With just 12 weeks left in the fiscal year, Gov. M. Jodi Rell and the Democrat-controlled legislature moved closer Thursday to agreement on eliminating the current $371 million deficit–without tax hikes–based on a compromise plan offered Monday by Rell, sources close to the administration and the Democratic caucuses said.
But those sources also said Democrats are still urging the Republican governor to reverse her opposition to tax increases when it comes to resolving the $725.7 million shortfall projected for the preliminary $18.93 billion budget for next fiscal year.
Neither administration officials nor leaders of the House and Senate Democratic majorities would discuss the negotiations. Sources said all sides agreed to a “media blackout.”
But according to documents obtained by The Connecticut Mirror, Rell provided legislative leaders with a plan during a closed-door meeting this week that includes elements of the deficit-mitigation bill adopted March 27 in the Senate, with two major changes.
First, the governor’s counter-offer eliminated two tax hikes: a broad-based increase in rates on the tax on multi-million-dollar estates expected to raise about $70 million per year; and a 5.5 percent levy on hospital gross revenues. That tax would raise $207 million, which state government would immediately redistribute to hospitals, giving more to facilities that treat more uninsured and Medicaid-funded patients. This expenditure would, in turn, qualify Connecticut for $103.5 million in additional federal health care aid.
Secondly, in place of those potential tax and grant revenues, Rell proposed about $65 million in additional spending cuts, mainly in education and social services programs, and the reassignment of another $40 million originally designated for state election campaign financing, medical research and other special trust funds to support General Fund spending.
The governor’s proposal also does not go as far in balancing the budget as the Senate Democrats’ plan does.
The Senate bill, which the House never voted on after Rell threatened to veto it, would have eliminated this year’s entire $371 million deficit and sliced about $80 million off the 2010-11 shortfall. The governor’s latest proposal would leave about $10 million to $20 million in red ink this year, based on the deficit certified by Comptroller Nancy Wyman, and wouldn’t reduce the shortfall in 2010-11.
Rell has remained steadfast in her opposition to raising the estate tax, which currently applies to inheritances worth more than $3.5 million. Before January, Connecticut had taxed all estates worth more than $2 million. That threshold was raised as part of a compromise between Democrats and Rell after the governor agreed to back a new top state income tax rate of 6.5 percent on individuals earning more than $500,000 and couples earning more than $1 million.
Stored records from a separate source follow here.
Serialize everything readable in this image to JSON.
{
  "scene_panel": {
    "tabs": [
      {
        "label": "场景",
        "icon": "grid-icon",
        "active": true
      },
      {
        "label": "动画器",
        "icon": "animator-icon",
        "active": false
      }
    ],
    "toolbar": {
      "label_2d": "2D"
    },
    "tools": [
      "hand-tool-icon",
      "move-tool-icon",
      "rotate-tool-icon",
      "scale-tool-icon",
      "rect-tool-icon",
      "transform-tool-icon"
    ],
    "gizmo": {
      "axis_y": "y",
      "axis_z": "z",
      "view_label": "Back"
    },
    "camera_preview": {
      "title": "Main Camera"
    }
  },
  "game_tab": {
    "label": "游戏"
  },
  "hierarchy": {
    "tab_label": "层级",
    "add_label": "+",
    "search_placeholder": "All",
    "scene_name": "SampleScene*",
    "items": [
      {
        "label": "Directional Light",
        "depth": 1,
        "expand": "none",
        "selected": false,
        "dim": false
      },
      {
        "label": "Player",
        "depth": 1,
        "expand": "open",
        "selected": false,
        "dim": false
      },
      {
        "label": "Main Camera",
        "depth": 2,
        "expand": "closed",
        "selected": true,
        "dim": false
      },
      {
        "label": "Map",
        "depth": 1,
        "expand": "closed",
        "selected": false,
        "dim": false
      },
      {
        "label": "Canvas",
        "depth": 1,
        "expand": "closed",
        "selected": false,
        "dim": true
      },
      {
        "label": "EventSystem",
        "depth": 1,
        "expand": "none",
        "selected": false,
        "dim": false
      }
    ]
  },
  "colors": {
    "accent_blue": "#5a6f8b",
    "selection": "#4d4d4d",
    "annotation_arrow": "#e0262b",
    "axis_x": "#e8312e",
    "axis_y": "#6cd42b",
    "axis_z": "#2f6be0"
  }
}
The governor had proposed her own hospital gross revenues tax back in a March 1 deficit-mitigation plan. But that involved a 3.25 percent tax rate designed ultimately to leverage just under $65 million per year in federal aid.
Since then, industry officials and several legislators from both parties have complained that either hospital tax proposal would harm too many acute care centers still reeling from the recession.
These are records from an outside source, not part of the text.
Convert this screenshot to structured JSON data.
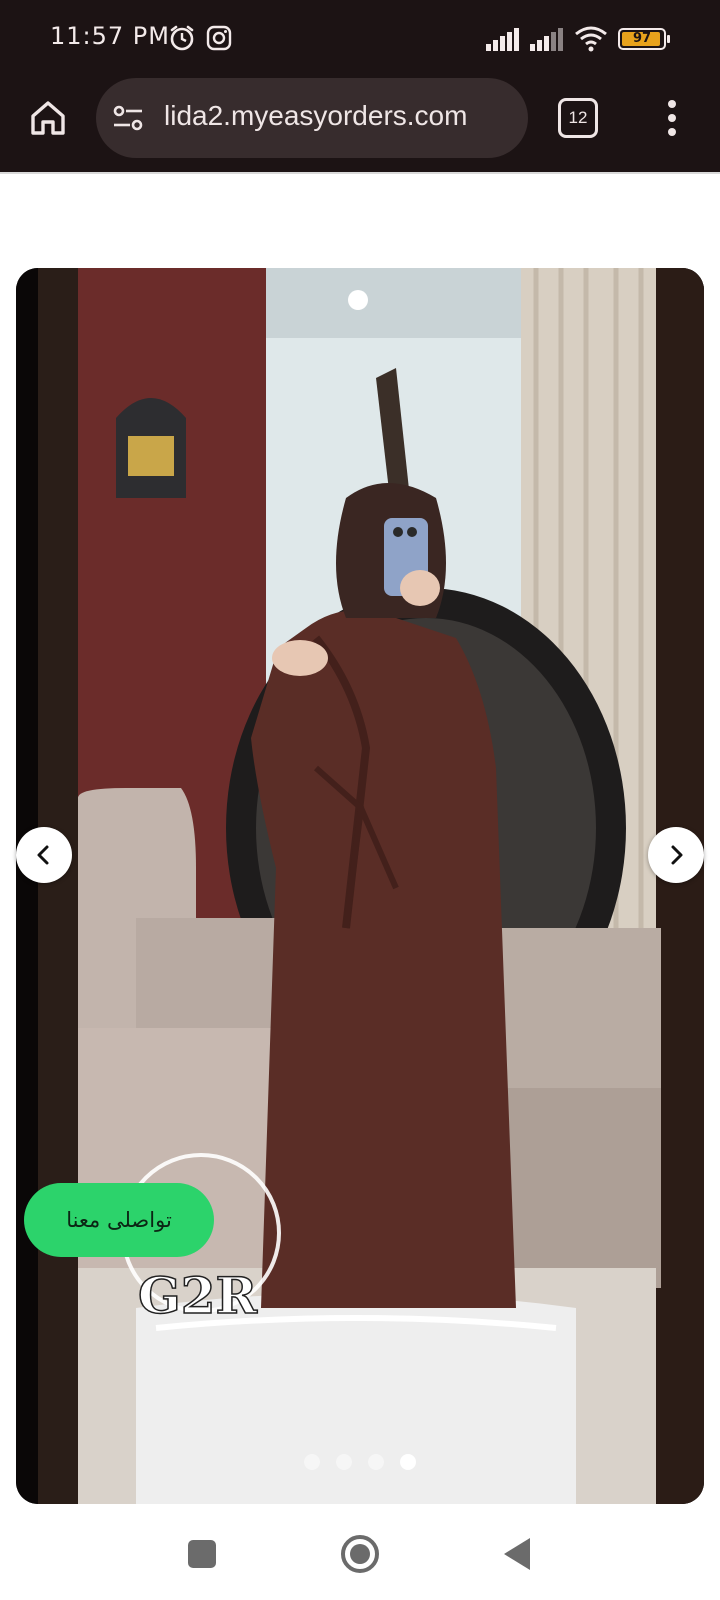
{
  "status_bar": {
    "time": "11:57 PM",
    "battery": "97",
    "icons": [
      "alarm-icon",
      "instagram-icon",
      "signal-icon",
      "signal-icon",
      "wifi-icon",
      "battery-icon"
    ]
  },
  "browser": {
    "url": "lida2.myeasyorders.com",
    "tab_count": "12",
    "icons": [
      "home-icon",
      "site-settings-icon",
      "tabs-icon",
      "more-vert-icon"
    ]
  },
  "gallery": {
    "dots_total": 4,
    "active_index": 3,
    "watermark": "G2R",
    "icons": [
      "chevron-left-icon",
      "chevron-right-icon"
    ]
  },
  "contact": {
    "label": "تواصلى معنا"
  },
  "system_nav": {
    "icons": [
      "recents-icon",
      "home-circle-icon",
      "back-icon"
    ]
  },
  "colors": {
    "browser_bg": "#1c1314",
    "url_bg": "#372c2d",
    "contact_green": "#2cd36b"
  }
}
State Sens. John A. Kissel, R-Enfield, and Tony Guglielmo, R-Stafford, called Thursday for any tax to be revised to exempt hospitals in financial distress. They noted that Johnson Memorial Hospital in Stafford would pay $2.26 million in new taxes under the 5.5 percent rate proposal, despite having filed for bankruptcy.
“The fact that this bill will impose a new tax on a hospital that is in the middle of bankruptcy proceedings shows the full extent of the legislature’s inability to make wise choices for the future of our state,” Kissel said, adding the hospital employs 1,200 people. “This plan is not a step in the wrong direction; it’s a giant leap.”
The new spending cuts offered by Rell touch upon some sensitive areas traditionally protected by Democrats, particularly in the House. These include new cost-sharing requirements and restrictions on vision services for Medicaid patients, a cut to school-based health clinics, and a delay in planned funding for early childhood learning programs.
But the administration’s latest plan also embraces some spending reductions first suggested by the Democrat-controlled Appropriations Committee earlier this month. These include a wide array of education-related cuts targeting transportation, charter schools and bilingual education programs, further cuts to social services, and elimination of several vacant positions in both the Judicial and Executive branches.
Rep. John Geragosian, D-New Britain, co-chairman of the Appropriations Committee, declined to discuss negotiations Thursday but did confirm that the governor found some common ground with his panel in her latest plan. “There are certainly some things we can work with here,” he said.
The governor’s latest plan does not include the $45 million reduction in municipal aid she proposed on March 1.
Rell also did not include the Senate Democrats’ proposal to save $3.1 million by eliminating 21 deputy commissioner posts from her administration effective July 1.